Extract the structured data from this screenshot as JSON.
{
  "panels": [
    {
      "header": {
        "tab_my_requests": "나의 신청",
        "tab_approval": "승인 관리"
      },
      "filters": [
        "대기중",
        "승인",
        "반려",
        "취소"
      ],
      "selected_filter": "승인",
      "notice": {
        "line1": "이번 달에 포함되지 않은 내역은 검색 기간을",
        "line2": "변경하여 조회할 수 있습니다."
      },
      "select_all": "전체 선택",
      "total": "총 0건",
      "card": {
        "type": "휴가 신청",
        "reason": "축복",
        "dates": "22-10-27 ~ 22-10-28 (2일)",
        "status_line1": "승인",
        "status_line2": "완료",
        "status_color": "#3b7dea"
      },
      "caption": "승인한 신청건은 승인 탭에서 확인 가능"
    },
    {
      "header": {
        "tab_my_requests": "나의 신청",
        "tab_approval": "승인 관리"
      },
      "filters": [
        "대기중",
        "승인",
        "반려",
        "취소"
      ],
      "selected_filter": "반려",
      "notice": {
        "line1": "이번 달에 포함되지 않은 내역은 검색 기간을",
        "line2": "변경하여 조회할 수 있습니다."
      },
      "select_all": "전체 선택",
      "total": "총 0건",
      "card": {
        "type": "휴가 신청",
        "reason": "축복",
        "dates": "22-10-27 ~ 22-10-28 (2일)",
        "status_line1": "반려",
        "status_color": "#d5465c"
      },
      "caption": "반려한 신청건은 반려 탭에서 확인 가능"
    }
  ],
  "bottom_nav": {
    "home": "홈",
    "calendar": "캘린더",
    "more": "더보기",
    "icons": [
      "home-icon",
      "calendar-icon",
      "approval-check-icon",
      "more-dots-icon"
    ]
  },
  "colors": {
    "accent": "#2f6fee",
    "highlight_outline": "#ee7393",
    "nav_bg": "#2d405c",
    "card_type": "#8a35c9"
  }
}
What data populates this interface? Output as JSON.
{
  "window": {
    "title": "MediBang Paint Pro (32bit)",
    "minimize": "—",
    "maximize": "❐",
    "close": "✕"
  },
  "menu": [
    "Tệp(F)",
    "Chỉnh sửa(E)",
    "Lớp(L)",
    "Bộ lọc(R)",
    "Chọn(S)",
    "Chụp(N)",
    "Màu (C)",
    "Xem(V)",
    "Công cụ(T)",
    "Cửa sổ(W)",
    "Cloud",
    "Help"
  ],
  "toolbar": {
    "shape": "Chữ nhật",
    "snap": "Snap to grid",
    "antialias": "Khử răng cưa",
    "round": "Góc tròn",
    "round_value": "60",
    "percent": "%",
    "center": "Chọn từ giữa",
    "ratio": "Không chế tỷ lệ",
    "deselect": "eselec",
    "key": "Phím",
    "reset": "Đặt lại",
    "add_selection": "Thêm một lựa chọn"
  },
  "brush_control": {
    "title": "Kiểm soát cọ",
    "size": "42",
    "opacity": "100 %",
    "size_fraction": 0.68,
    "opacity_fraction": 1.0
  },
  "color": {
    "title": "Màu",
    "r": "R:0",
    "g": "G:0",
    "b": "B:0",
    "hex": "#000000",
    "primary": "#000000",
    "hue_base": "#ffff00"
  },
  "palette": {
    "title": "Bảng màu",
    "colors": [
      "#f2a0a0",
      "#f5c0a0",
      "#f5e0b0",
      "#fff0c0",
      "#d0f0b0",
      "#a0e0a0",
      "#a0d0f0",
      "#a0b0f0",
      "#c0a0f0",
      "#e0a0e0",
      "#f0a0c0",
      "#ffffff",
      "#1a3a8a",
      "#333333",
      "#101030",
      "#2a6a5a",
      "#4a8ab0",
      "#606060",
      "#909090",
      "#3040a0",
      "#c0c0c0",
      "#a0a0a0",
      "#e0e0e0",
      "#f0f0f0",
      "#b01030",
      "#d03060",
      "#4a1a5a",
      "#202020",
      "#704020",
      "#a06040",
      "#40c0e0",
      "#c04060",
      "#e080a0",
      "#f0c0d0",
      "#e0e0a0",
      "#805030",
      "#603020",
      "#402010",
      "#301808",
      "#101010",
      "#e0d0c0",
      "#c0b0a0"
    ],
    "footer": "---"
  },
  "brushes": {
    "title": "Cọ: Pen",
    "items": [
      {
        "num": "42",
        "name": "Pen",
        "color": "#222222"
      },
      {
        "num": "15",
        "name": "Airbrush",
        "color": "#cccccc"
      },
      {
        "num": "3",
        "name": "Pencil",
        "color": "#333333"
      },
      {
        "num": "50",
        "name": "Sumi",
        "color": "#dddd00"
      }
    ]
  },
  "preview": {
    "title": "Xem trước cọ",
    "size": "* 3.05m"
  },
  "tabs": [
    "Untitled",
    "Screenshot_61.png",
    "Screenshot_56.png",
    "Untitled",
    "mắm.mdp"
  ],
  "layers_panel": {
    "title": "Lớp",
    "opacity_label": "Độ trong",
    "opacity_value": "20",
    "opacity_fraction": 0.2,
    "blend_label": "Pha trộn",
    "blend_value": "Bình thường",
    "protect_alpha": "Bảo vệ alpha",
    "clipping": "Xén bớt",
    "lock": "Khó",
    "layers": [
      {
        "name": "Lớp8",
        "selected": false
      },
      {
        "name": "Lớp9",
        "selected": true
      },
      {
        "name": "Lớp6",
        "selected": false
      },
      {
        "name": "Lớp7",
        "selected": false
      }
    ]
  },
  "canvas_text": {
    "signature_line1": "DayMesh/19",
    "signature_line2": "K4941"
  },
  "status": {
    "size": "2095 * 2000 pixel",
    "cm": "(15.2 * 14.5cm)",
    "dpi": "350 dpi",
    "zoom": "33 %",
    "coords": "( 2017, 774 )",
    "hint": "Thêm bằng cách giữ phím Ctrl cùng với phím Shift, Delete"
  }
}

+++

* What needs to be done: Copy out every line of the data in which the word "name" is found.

* Result of the task:
        "name": "Pen",
        "name": "Airbrush",
        "name": "Pencil",
        "name": "Sumi",
        "name": "Lớp8",
        "name": "Lớp9",
        "name": "Lớp6",
        "name": "Lớp7",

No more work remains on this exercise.